How Scientists Are Designing Better Tasting Kale
Kale may be one of the trendiest foods of the past decade, but just because something’s trendy doesn’t mean it’s not without its flaws. (For proof, check out the vast majority of music, movies, fashion and the entire Kardashian family.) With that in mind, a couple of scientists at Cornell University have set out to see exactly what people don’t like about kale and then – hopefully – try to fix it.
According to NPR’s The Salt, after years of working with kale, horticulture professor Philip Griffiths of the Cornell University College of Agriculture and Life Science recently teamed up with graduate student Hannah Swegarden to talk to people about the leafy green. Back in September, the researchers recruited a 14-person focus group that was given six different types of kale to eat and analyze for two weeks before coming together for a three-hour discussion. “By the time they came in, they were really knowledgeable,” Swegarden told NPR.

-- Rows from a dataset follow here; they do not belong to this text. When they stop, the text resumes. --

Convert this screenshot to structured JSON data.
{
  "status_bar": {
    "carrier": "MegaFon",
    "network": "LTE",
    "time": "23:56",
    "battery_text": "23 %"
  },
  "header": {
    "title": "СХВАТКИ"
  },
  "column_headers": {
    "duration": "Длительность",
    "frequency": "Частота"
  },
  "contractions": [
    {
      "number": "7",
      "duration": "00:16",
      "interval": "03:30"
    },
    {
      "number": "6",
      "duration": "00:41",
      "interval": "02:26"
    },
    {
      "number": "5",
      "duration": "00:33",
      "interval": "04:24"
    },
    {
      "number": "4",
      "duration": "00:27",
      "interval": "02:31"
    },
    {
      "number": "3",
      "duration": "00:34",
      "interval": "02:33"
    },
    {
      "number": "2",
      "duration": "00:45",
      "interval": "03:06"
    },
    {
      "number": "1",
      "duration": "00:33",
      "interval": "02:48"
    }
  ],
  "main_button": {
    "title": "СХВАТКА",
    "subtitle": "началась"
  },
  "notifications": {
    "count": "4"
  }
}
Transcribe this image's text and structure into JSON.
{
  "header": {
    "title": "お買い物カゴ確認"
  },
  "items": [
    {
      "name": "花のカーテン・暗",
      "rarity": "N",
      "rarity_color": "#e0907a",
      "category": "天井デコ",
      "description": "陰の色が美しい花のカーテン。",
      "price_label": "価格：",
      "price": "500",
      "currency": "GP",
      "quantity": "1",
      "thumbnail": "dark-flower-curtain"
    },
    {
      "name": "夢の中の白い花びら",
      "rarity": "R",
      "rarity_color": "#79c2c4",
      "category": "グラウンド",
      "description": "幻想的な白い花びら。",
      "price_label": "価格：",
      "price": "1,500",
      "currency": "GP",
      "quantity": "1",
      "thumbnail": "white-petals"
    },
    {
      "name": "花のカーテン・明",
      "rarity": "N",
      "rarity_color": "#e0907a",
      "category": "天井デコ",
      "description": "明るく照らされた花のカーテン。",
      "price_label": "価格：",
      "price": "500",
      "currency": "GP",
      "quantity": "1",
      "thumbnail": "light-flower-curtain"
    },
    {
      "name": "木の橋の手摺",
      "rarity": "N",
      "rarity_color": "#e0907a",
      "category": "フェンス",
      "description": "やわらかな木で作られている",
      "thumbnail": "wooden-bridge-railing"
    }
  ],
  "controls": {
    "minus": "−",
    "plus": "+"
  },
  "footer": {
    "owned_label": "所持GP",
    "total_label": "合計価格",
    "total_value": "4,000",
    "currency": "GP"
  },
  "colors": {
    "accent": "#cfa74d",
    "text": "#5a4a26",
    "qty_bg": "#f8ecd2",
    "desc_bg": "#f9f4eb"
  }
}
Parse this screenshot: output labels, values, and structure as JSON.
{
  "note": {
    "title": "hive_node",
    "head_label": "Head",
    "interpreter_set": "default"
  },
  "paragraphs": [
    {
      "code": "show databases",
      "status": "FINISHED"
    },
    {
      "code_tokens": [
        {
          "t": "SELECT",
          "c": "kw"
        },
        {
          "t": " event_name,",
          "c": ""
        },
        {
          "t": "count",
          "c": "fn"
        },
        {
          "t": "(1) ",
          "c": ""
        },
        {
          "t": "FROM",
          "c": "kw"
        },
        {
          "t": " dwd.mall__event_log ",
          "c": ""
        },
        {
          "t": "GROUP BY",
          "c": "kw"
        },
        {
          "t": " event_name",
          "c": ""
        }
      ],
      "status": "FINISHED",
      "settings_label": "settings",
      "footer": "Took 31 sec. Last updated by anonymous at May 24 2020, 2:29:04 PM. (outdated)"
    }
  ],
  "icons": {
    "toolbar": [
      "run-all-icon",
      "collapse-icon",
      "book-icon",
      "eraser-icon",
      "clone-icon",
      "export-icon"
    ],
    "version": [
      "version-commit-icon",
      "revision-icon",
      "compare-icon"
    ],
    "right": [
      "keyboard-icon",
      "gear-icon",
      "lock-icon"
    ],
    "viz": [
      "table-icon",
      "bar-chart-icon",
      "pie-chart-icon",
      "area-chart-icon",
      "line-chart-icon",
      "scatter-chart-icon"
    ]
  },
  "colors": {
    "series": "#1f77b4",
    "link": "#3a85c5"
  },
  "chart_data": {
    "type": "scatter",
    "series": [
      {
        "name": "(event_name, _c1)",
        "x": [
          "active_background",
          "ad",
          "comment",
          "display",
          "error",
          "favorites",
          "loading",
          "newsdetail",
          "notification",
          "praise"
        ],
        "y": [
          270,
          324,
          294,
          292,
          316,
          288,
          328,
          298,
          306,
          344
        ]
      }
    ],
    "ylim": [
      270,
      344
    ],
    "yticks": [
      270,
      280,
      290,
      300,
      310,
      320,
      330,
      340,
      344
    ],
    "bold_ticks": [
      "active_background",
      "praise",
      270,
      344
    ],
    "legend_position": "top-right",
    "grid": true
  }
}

Though kale may be a superfood, the focus group pointed out (unsurprisingly) that the leaves are fibrous and bitter. The Cornell team is hoping to take the information gleaned from this group and create a another survey that will ask a larger number of consumers how kale can be improved – meaning if you have strong feelings about kale, keep your eyes peeled for advertisements from Cornell looking to recruit people to discuss vegetables.
From there, Team Kale is hoping to find ways to breed better kale for the consumer market, though they admit it won’t be easy. Things like making the leaves softer is “difficult to do that because that's changing the plant a lot,” said Swegarden. “How far can you push a consumer's concept of what kale is, before it's not kale anymore?” she asked at one point.
Even if they are able to make adjustments, the scientists suggest that new kale varieties could take at least eight years to reach grocery stores. But hey, at least they’re giving people a chance to vent.